Your goal: This task calls for copying each line below that contains "JSON".

· · · ·

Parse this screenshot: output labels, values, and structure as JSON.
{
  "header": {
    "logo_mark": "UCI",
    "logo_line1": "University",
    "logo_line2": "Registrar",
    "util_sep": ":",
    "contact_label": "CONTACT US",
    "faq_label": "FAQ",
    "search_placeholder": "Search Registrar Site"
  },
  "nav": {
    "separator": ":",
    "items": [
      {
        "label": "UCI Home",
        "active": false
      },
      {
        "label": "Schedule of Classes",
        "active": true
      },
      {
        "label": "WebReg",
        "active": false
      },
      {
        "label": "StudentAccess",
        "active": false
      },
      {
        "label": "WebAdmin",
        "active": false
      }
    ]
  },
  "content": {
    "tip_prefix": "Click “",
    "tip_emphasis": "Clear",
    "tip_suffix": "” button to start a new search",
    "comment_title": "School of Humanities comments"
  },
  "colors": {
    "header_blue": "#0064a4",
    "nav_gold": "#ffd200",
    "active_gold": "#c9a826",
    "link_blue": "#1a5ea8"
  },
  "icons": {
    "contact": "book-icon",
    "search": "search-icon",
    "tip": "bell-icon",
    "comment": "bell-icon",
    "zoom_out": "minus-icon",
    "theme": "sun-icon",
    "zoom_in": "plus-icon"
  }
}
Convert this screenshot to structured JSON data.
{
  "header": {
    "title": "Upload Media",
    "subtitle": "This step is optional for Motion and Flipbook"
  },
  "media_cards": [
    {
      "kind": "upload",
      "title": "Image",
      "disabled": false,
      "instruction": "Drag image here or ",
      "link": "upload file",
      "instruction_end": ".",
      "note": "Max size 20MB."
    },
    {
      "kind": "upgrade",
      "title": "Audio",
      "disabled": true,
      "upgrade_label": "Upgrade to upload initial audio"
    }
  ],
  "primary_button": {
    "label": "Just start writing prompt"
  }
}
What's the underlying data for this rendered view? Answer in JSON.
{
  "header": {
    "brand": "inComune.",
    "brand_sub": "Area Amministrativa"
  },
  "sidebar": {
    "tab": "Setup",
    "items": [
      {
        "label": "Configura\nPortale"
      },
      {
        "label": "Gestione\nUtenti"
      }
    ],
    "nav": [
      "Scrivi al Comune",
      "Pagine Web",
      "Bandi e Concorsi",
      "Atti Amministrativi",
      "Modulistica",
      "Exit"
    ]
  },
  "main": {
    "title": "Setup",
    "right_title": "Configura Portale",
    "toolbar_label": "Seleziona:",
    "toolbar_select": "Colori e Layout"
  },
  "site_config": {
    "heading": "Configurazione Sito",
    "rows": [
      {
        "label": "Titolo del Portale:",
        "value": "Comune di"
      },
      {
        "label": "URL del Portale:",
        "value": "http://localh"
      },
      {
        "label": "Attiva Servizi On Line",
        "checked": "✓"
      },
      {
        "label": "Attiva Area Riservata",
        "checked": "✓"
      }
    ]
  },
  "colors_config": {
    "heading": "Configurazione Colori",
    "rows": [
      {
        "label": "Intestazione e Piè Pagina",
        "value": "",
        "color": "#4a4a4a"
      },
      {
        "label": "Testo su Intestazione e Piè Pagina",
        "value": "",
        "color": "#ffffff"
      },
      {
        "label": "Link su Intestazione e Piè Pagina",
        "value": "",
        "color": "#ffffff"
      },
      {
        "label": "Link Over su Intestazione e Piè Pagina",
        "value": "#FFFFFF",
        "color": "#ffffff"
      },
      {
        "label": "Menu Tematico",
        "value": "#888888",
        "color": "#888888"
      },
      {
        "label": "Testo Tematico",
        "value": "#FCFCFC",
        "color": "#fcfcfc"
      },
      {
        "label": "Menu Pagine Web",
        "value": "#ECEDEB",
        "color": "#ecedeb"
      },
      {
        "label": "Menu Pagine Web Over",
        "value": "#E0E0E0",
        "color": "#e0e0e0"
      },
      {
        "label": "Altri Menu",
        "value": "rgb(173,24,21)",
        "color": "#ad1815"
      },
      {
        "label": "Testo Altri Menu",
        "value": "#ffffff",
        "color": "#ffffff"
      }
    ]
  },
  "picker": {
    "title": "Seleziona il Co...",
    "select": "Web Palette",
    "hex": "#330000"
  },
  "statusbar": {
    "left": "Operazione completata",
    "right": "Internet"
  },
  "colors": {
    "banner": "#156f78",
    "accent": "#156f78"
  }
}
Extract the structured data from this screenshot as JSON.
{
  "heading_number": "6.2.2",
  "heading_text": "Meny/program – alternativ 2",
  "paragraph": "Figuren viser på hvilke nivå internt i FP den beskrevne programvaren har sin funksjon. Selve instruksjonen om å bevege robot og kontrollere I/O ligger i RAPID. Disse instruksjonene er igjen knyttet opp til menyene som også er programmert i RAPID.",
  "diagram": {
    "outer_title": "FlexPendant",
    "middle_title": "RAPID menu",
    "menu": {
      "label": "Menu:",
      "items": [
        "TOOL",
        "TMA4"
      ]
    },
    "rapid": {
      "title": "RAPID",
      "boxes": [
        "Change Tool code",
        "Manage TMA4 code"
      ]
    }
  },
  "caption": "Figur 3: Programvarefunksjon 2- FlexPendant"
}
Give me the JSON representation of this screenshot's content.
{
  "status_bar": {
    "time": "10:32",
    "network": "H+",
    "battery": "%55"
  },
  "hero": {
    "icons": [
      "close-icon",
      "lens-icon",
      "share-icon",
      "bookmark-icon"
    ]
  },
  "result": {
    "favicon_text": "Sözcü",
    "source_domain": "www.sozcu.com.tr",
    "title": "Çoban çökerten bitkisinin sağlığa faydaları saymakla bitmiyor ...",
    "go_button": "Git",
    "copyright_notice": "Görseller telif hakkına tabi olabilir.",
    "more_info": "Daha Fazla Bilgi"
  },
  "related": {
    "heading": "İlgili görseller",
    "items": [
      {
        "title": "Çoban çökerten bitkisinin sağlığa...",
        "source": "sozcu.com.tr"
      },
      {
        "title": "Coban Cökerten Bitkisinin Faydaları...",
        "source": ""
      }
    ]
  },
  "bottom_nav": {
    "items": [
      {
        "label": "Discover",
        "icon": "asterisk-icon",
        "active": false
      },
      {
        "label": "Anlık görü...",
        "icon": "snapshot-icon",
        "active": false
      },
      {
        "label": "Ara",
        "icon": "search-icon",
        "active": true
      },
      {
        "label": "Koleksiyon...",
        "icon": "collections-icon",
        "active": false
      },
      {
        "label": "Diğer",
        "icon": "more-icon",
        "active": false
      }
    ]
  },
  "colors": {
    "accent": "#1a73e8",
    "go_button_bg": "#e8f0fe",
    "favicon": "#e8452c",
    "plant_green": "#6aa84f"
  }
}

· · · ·

Your response:
Parse this screenshot: output labels, values, and structure as JSON.
Convert this screenshot to structured JSON data.
What's the underlying data for this rendered view? Answer in JSON.
Extract the structured data from this screenshot as JSON.
Give me the JSON representation of this screenshot's content.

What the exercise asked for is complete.